[What to do] For this exercise, an exact copy is needed of only the lines from the one containing "Transcribe this image's" through the end of the data, with pictures left out.

[Data about app and page elements]
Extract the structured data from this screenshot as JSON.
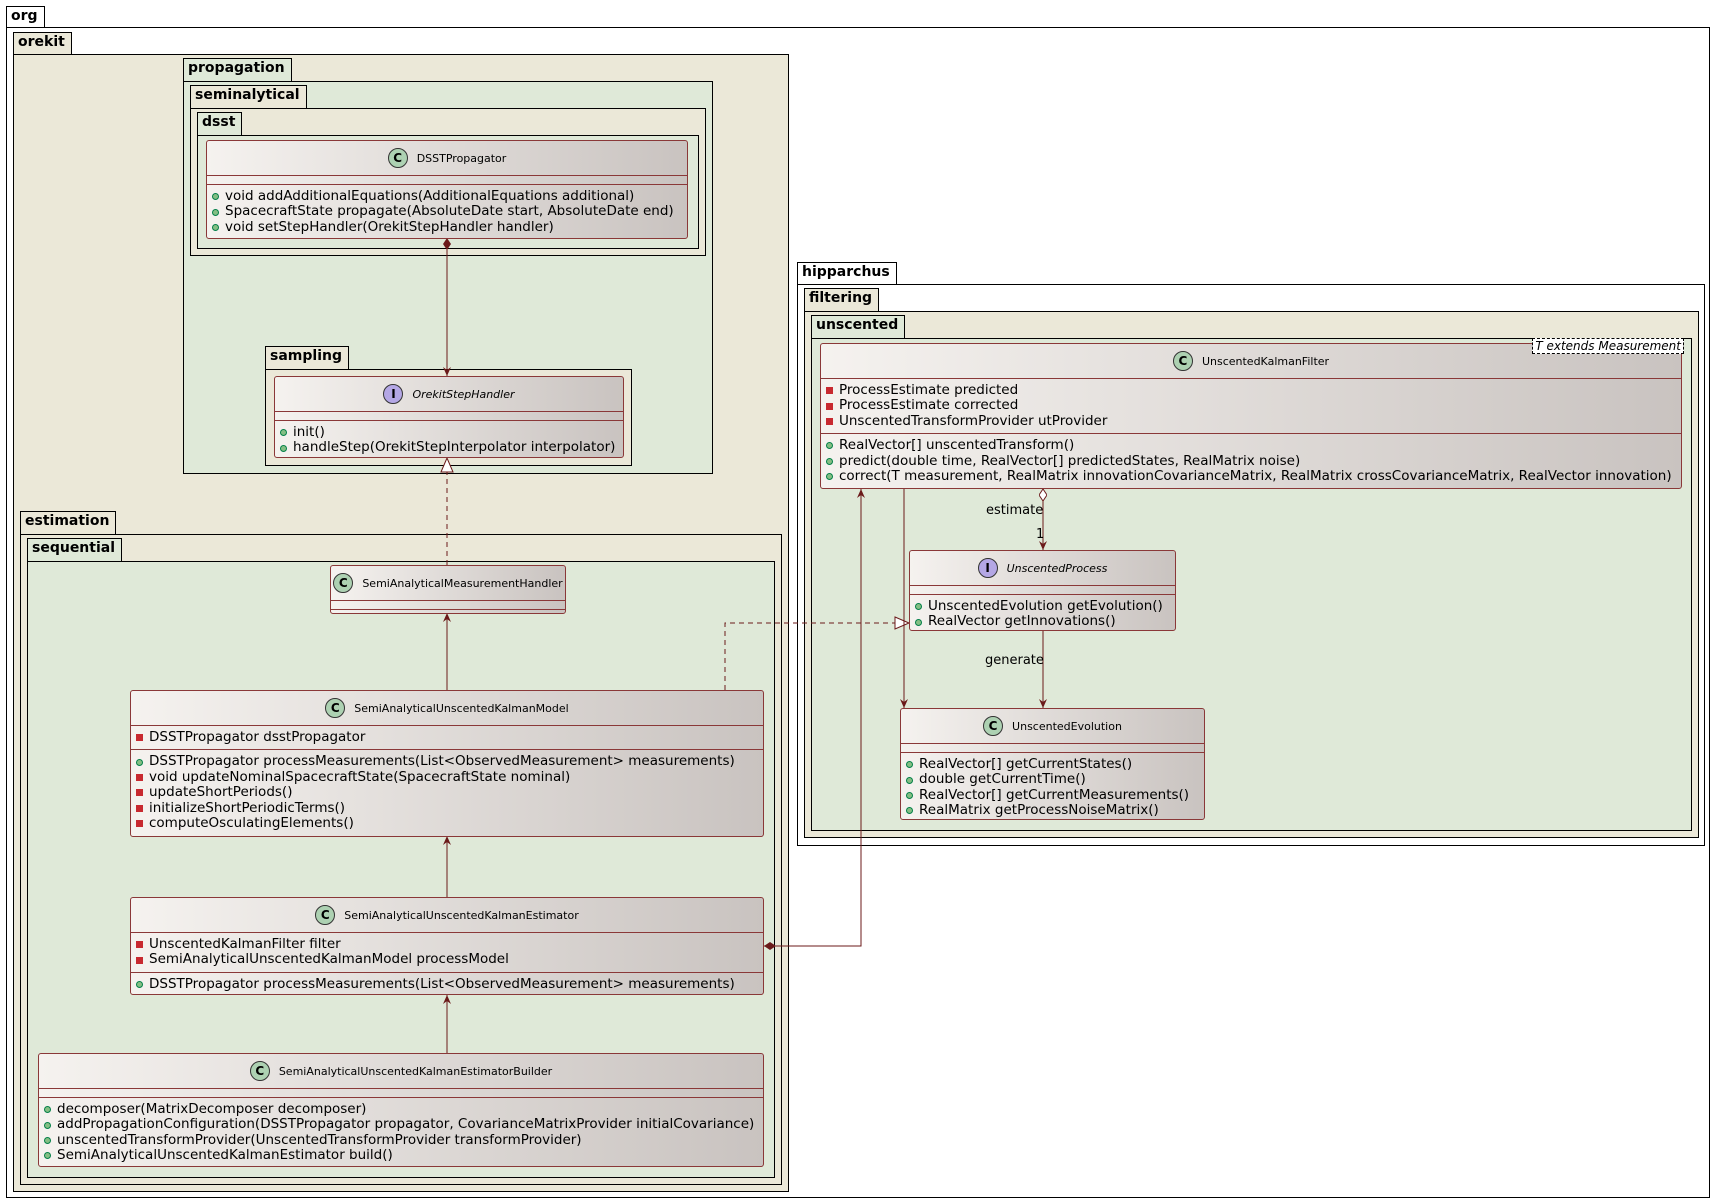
{
  "packages": {
    "org": "org",
    "orekit": "orekit",
    "propagation": "propagation",
    "seminalytical": "seminalytical",
    "dsst": "dsst",
    "sampling": "sampling",
    "estimation": "estimation",
    "sequential": "sequential",
    "hipparchus": "hipparchus",
    "filtering": "filtering",
    "unscented": "unscented"
  },
  "classes": {
    "dsst_propagator": {
      "name": "DSSTPropagator",
      "methods": [
        "void addAdditionalEquations(AdditionalEquations additional)",
        "SpacecraftState propagate(AbsoluteDate start, AbsoluteDate end)",
        "void setStepHandler(OrekitStepHandler handler)"
      ]
    },
    "orekit_step_handler": {
      "name": "OrekitStepHandler",
      "methods": [
        "init()",
        "handleStep(OrekitStepInterpolator interpolator)"
      ]
    },
    "semi_analytical_measurement_handler": {
      "name": "SemiAnalyticalMeasurementHandler"
    },
    "semi_analytical_ukf_model": {
      "name": "SemiAnalyticalUnscentedKalmanModel",
      "fields": [
        "DSSTPropagator dsstPropagator"
      ],
      "methods": [
        "DSSTPropagator processMeasurements(List<ObservedMeasurement> measurements)",
        "void updateNominalSpacecraftState(SpacecraftState nominal)",
        "updateShortPeriods()",
        "initializeShortPeriodicTerms()",
        "computeOsculatingElements()"
      ]
    },
    "semi_analytical_ukf_estimator": {
      "name": "SemiAnalyticalUnscentedKalmanEstimator",
      "fields": [
        "UnscentedKalmanFilter filter",
        "SemiAnalyticalUnscentedKalmanModel processModel"
      ],
      "methods": [
        "DSSTPropagator processMeasurements(List<ObservedMeasurement> measurements)"
      ]
    },
    "semi_analytical_ukf_estimator_builder": {
      "name": "SemiAnalyticalUnscentedKalmanEstimatorBuilder",
      "methods": [
        "decomposer(MatrixDecomposer decomposer)",
        "addPropagationConfiguration(DSSTPropagator propagator, CovarianceMatrixProvider initialCovariance)",
        "unscentedTransformProvider(UnscentedTransformProvider transformProvider)",
        "SemiAnalyticalUnscentedKalmanEstimator build()"
      ]
    },
    "unscented_kalman_filter": {
      "name": "UnscentedKalmanFilter",
      "type_param": "T extends Measurement",
      "fields": [
        "ProcessEstimate predicted",
        "ProcessEstimate corrected",
        "UnscentedTransformProvider utProvider"
      ],
      "methods": [
        "RealVector[] unscentedTransform()",
        "predict(double time, RealVector[] predictedStates, RealMatrix noise)",
        "correct(T measurement, RealMatrix innovationCovarianceMatrix, RealMatrix crossCovarianceMatrix, RealVector innovation)"
      ]
    },
    "unscented_process": {
      "name": "UnscentedProcess",
      "methods": [
        "UnscentedEvolution getEvolution()",
        "RealVector getInnovations()"
      ]
    },
    "unscented_evolution": {
      "name": "UnscentedEvolution",
      "methods": [
        "RealVector[] getCurrentStates()",
        "double getCurrentTime()",
        "RealVector[] getCurrentMeasurements()",
        "RealMatrix getProcessNoiseMatrix()"
      ]
    }
  },
  "edge_labels": {
    "estimate": "estimate",
    "multiplicity_one": "1",
    "generate": "generate"
  },
  "colors": {
    "package_outer": "#ebe8d8",
    "package_inner": "#dfe9d8",
    "edge": "#6b1a1a",
    "class_border": "#8a3838"
  }
}
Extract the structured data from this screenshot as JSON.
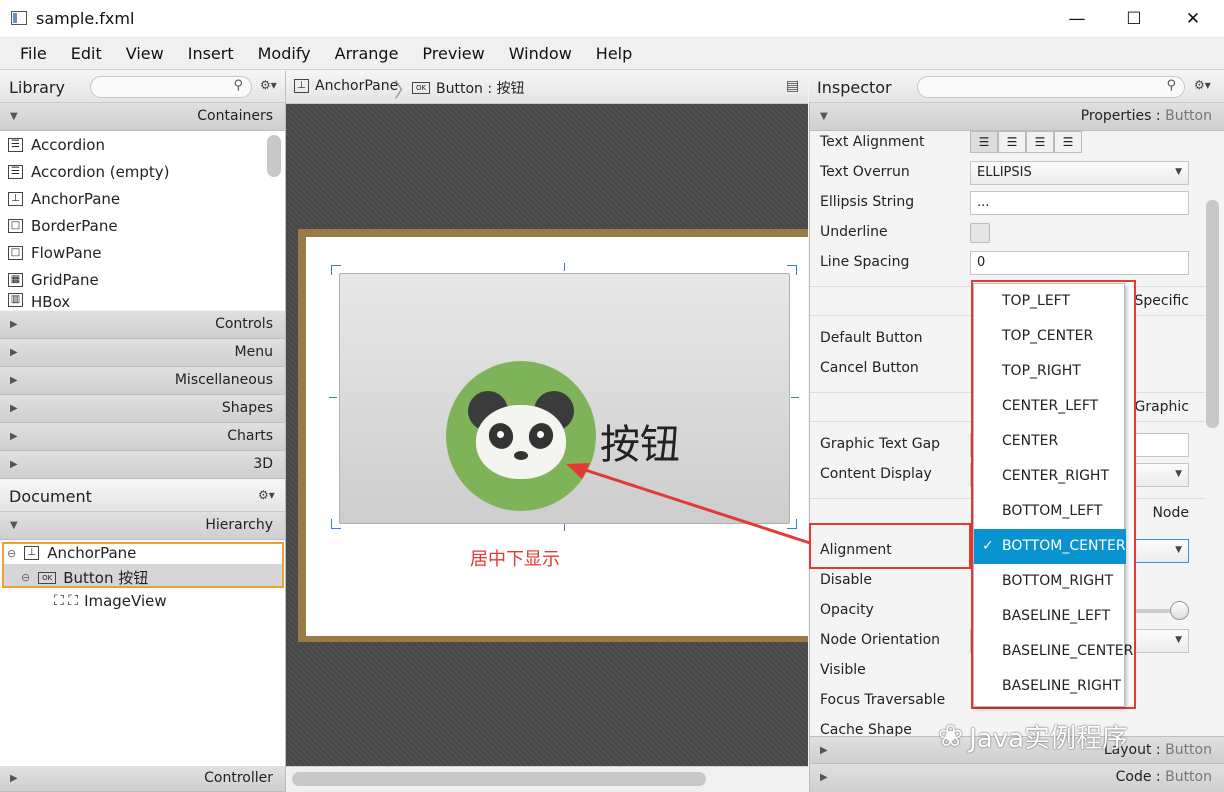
{
  "window": {
    "title": "sample.fxml",
    "minimize": "—",
    "maximize": "☐",
    "close": "✕"
  },
  "menu": [
    "File",
    "Edit",
    "View",
    "Insert",
    "Modify",
    "Arrange",
    "Preview",
    "Window",
    "Help"
  ],
  "library": {
    "title": "Library",
    "containers_label": "Containers",
    "items": [
      "Accordion",
      "Accordion  (empty)",
      "AnchorPane",
      "BorderPane",
      "FlowPane",
      "GridPane",
      "HBox"
    ],
    "sections": [
      "Controls",
      "Menu",
      "Miscellaneous",
      "Shapes",
      "Charts",
      "3D"
    ]
  },
  "document": {
    "title": "Document",
    "hierarchy_label": "Hierarchy",
    "tree": [
      "AnchorPane",
      "Button  按钮",
      "ImageView"
    ],
    "controller_label": "Controller"
  },
  "breadcrumb": {
    "root": "AnchorPane",
    "child": "Button : 按钮"
  },
  "canvas": {
    "button_text": "按钮",
    "annotation": "居中下显示"
  },
  "inspector": {
    "title": "Inspector",
    "properties_label": "Properties",
    "properties_target": "Button",
    "rows": {
      "text_alignment": "Text Alignment",
      "text_overrun": "Text Overrun",
      "text_overrun_value": "ELLIPSIS",
      "ellipsis_string": "Ellipsis String",
      "ellipsis_value": "...",
      "underline": "Underline",
      "line_spacing": "Line Spacing",
      "line_spacing_value": "0",
      "specific": "Specific",
      "default_button": "Default Button",
      "cancel_button": "Cancel Button",
      "graphic": "Graphic",
      "graphic_text_gap": "Graphic Text Gap",
      "content_display": "Content Display",
      "node": "Node",
      "alignment": "Alignment",
      "disable": "Disable",
      "opacity": "Opacity",
      "node_orientation": "Node Orientation",
      "visible": "Visible",
      "focus_traversable": "Focus Traversable",
      "cache_shape": "Cache Shape"
    },
    "layout_label": "Layout",
    "layout_target": "Button",
    "code_label": "Code",
    "code_target": "Button"
  },
  "alignment_options": [
    "TOP_LEFT",
    "TOP_CENTER",
    "TOP_RIGHT",
    "CENTER_LEFT",
    "CENTER",
    "CENTER_RIGHT",
    "BOTTOM_LEFT",
    "BOTTOM_CENTER",
    "BOTTOM_RIGHT",
    "BASELINE_LEFT",
    "BASELINE_CENTER",
    "BASELINE_RIGHT"
  ],
  "alignment_selected": "BOTTOM_CENTER",
  "watermark": "Java实例程序",
  "colors": {
    "selection": "#0a93d1",
    "highlight_box": "#e53935",
    "panda_bg": "#7fb35a",
    "frame": "#9a7b47"
  }
}
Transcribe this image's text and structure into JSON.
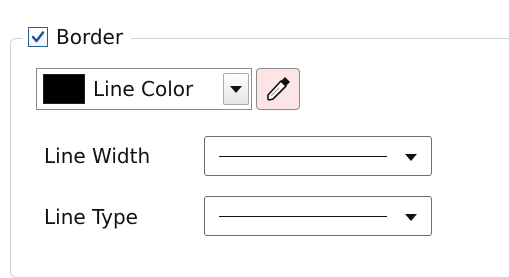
{
  "border_group": {
    "checkbox_checked": true,
    "label": "Border"
  },
  "line_color": {
    "label": "Line Color",
    "swatch_color": "#000000",
    "picker_icon": "eyedropper-icon"
  },
  "line_width": {
    "label": "Line Width",
    "selected": "solid-line"
  },
  "line_type": {
    "label": "Line Type",
    "selected": "solid-line"
  },
  "colors": {
    "group_border": "#c8d6e3",
    "checkbox_border": "#2d5e8f",
    "checkmark": "#1d4f91",
    "picker_bg": "#fde5e5"
  }
}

[Response box]
Transcribe this image's text and structure into JSON.
{
  "border_group": {
    "checkbox_checked": true,
    "label": "Border"
  },
  "line_color": {
    "label": "Line Color",
    "swatch_color": "#000000",
    "picker_icon": "eyedropper-icon"
  },
  "line_width": {
    "label": "Line Width",
    "selected": "solid-line"
  },
  "line_type": {
    "label": "Line Type",
    "selected": "solid-line"
  },
  "colors": {
    "group_border": "#c8d6e3",
    "checkbox_border": "#2d5e8f",
    "checkmark": "#1d4f91",
    "picker_bg": "#fde5e5"
  }
}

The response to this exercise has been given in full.